* _Exercise instructions_
Scan the entries below and extract each line with the word "关于举办" in it.

* _Available data_
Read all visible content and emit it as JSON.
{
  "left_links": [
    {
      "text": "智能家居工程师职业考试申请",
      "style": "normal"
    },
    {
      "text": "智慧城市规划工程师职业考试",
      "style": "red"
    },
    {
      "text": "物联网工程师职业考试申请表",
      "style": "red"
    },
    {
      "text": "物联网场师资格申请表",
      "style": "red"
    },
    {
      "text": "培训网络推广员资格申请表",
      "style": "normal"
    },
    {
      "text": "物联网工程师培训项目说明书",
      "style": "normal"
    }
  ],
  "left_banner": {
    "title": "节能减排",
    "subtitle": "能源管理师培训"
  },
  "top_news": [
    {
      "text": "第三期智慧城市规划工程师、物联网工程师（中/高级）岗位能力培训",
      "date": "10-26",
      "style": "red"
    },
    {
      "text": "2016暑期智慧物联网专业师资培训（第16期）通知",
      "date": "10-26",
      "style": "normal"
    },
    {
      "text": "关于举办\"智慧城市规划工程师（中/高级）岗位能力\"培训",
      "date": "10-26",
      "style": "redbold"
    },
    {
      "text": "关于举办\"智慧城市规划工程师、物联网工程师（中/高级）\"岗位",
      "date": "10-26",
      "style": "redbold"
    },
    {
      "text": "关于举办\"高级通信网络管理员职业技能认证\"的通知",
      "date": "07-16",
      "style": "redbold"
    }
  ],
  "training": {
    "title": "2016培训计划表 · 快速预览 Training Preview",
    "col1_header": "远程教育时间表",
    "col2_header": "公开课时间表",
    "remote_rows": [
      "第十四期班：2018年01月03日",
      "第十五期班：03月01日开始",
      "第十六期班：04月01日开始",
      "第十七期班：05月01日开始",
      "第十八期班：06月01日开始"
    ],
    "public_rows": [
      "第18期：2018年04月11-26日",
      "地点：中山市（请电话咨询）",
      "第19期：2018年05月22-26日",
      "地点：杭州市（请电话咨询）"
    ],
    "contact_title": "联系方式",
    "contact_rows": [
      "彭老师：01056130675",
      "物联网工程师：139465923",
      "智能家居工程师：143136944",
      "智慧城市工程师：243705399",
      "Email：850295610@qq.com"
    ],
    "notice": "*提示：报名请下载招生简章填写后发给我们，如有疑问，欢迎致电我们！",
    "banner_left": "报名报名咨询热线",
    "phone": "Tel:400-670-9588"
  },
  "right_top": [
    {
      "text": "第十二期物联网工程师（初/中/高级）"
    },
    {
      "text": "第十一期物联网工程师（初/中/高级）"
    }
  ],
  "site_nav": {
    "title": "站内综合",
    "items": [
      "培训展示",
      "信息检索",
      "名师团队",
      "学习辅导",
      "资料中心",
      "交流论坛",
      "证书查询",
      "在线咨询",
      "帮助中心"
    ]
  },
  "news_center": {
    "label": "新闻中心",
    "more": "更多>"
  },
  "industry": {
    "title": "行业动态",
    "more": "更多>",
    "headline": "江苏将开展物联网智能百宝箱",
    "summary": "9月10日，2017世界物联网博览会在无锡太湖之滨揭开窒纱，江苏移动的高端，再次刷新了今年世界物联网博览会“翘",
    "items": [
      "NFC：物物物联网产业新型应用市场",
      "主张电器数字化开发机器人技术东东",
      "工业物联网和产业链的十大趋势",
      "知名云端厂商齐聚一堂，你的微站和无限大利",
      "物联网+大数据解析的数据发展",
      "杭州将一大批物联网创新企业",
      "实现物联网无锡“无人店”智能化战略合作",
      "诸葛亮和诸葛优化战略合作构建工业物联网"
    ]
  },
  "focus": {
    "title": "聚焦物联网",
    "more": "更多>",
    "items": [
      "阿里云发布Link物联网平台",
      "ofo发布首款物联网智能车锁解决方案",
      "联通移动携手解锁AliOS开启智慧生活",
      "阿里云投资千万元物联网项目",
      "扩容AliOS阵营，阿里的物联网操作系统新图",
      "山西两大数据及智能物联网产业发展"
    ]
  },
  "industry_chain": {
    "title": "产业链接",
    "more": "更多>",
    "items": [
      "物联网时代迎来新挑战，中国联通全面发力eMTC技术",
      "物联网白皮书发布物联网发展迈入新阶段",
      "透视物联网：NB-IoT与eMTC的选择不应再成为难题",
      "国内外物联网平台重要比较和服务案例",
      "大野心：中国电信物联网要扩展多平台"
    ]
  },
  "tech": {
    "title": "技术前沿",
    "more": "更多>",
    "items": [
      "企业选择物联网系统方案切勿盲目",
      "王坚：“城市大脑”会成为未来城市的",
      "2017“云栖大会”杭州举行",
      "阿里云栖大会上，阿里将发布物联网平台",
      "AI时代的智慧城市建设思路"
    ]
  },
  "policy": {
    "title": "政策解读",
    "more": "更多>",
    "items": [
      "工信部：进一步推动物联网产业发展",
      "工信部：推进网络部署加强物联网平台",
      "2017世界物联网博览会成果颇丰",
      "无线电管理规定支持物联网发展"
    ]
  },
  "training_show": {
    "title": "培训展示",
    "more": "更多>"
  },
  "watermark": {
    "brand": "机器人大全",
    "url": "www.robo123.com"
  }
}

* _Solution for this exercise_
      "text": "关于举办\"智慧城市规划工程师（中/高级）岗位能力\"培训",
      "text": "关于举办\"智慧城市规划工程师、物联网工程师（中/高级）\"岗位",
      "text": "关于举办\"高级通信网络管理员职业技能认证\"的通知",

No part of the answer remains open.